In comparison, Bharti Airtel, the second-largest operator also recorded a drop in ARPU in its fourth quarter to Rs 145, as compared to Rs 166 in its previous quarter. Similarly, Reliance Jio, the largest wireless operator in India also recorded a dip in ARPU to Rs 138.2 in its fourth quarter as compared to Rs 151 in its third quarter.
“While operating performance is stabilising, the company continues to lose market share,” Edelweiss Research said in its report on Friday. “Investments in the network are crucial to arrest declining market share.”
However, the firm said that the balance sheet of Vodafone Idea is now “precarious” and that fundraising and hike in tariffs are “essential” for the operator to “make investments” on its network.
“Given meagre INR3.5bn in cash on its books, the overriding issues for Vi are capital-raising and tariff hikes rather than quarterly execution,” Edelweiss Research said.
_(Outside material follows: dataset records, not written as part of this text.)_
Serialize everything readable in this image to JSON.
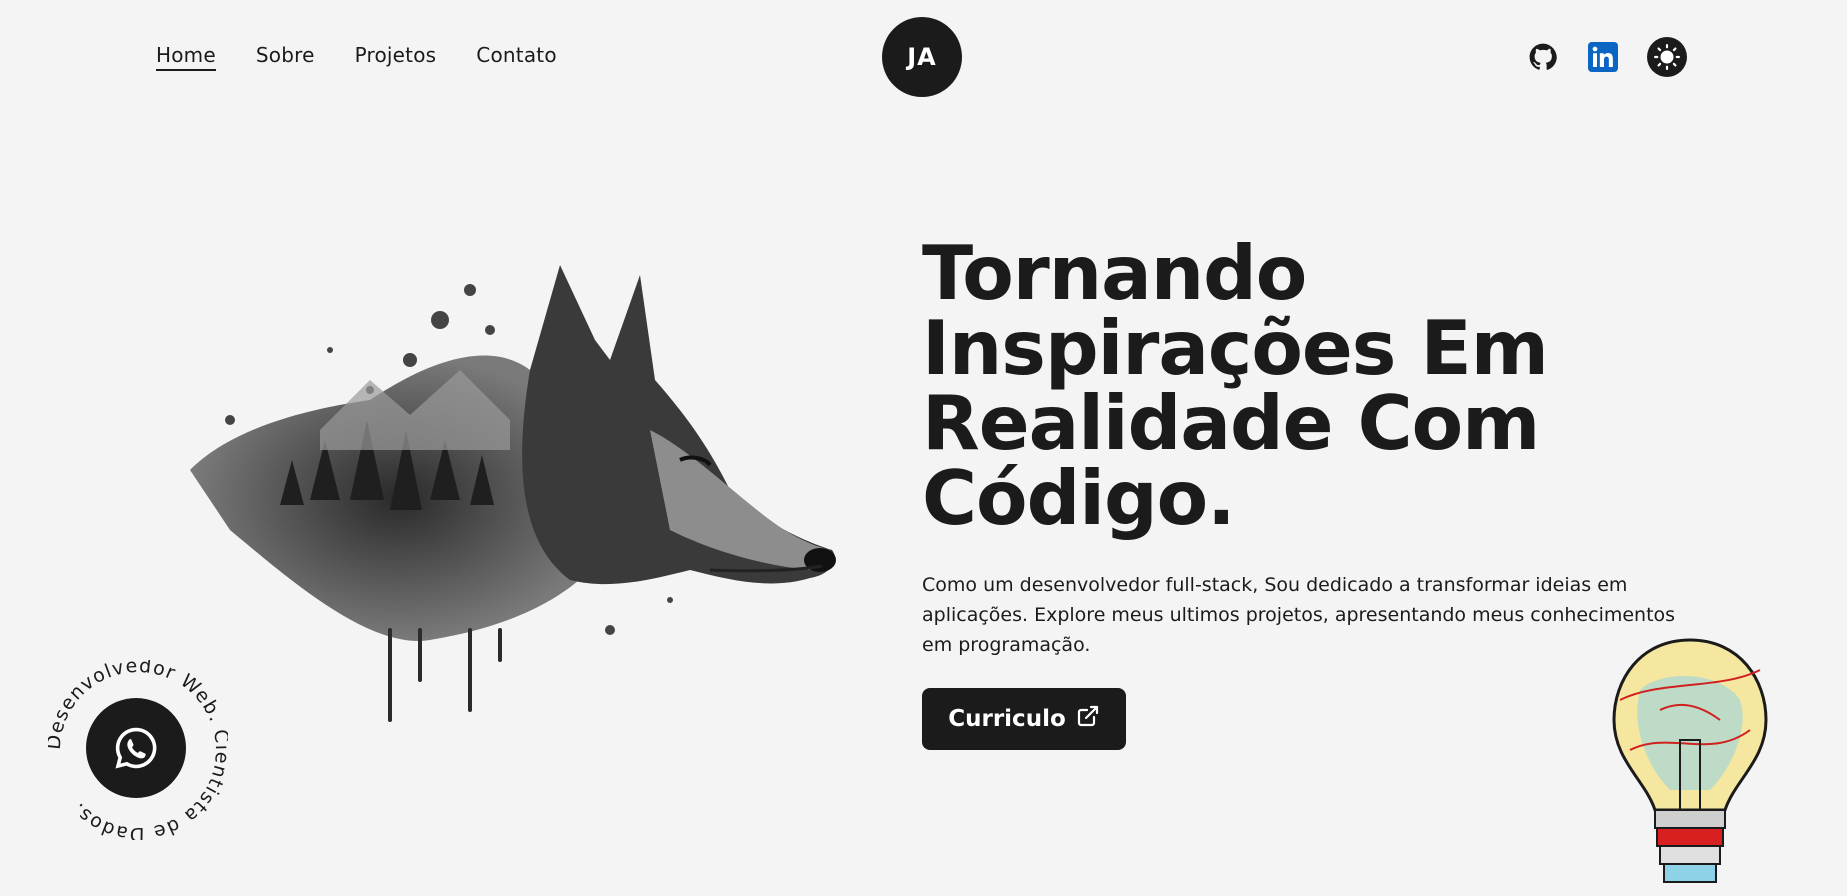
{
  "nav": {
    "items": [
      {
        "label": "Home"
      },
      {
        "label": "Sobre"
      },
      {
        "label": "Projetos"
      },
      {
        "label": "Contato"
      }
    ]
  },
  "logo": {
    "text": "JA"
  },
  "social": {
    "icons": [
      "github-icon",
      "linkedin-icon",
      "theme-toggle-icon"
    ],
    "colors": {
      "linkedin": "#0a66c2"
    }
  },
  "hero": {
    "title": "Tornando Inspirações Em Realidade Com Código.",
    "description": "Como um desenvolvedor full-stack, Sou dedicado a transformar ideias em aplicações. Explore meus ultimos projetos, apresentando meus conhecimentos em programação.",
    "cta_label": "Curriculo"
  },
  "circular_text": "Desenvolvedor Web. Cientista de Dados. ",
  "colors": {
    "background": "#f4f4f4",
    "dark": "#1b1b1b"
  }
}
Ravinder Takkar, chief executive officer at Vodafone Idea in the earnings call on Friday said that the company is “fully engaged with investors” and that “there continues to be interest” from potential investors.
“I don't think at this point a Plan B for funding is needed. We have a plan. We are engaged with investors,” Takkar said in the earnings call. “I don't think there is any reason to start creating Plan B because something is not happening. We are not at that point yet. I don't think we will reach that point.”
Takkar also highlighted that the three large telecom operators have all unveiled “new plans without daily limits with lesser data bundles” as compared to the traditional daily data plans. The CEO at Vodafone Idea said that these “new plans” are a “step in the right direction as pricing structure” requires correction. Further, Takkar said that the operator has the “ability to sell data bundles” that users can “use anytime” and “pay more if they need additional data allowance.”
“The pricing is much lower than it needs to be, whereas the consumption that our customers and overall the citizens enjoy is significantly higher than what it used to be from somewhere, several years ago,” Takkar said.
Vodafone Idea CEO said that there are multiple ways to improve the pricing structure with floor pricing being the “best way” but that “it needs to be done at the right price.”
“We believe the company will be able to raise tariffs only after capital infusion, and that regulatory intervention is necessary to spur tariff hikes,” Edelweiss Research said.
Vodafone Idea “Weakest Private Telco” Says, Analyst
Meanwhile, ICICI Direct, a retail broker and financial product distributor in India said that the third-largest operator “remains the weakest private telco.” The firm highlighted that Vodafone Idea has payment commitments of around Rs 16,000 crore for annual spectrum payment and around Rs 8400 crore for adjusted gross revenue (AGR) dues by April 2022.
Takkar in the earnings call said that the operator has made a request to the government to extend the current two-year moratorium for spectrum payments till the “big elements” like pricing are addressed.
“AGR dues payment extension was only a short-term breather and its survival hinges on quick capital infusion and tariff hike/floor tariff implementation,” ICICI Direct said in its report. “The need for capitalisation is urgent mainly due to its upcoming payment commitments, lagging spends on the network and continued relative market share loss.”
Motilal Oswal Financial Services said that its “workings indicate” that the operator “needs to double its ARPU to service its debt” in the upcoming financial year “assuming no further subscriber churn.”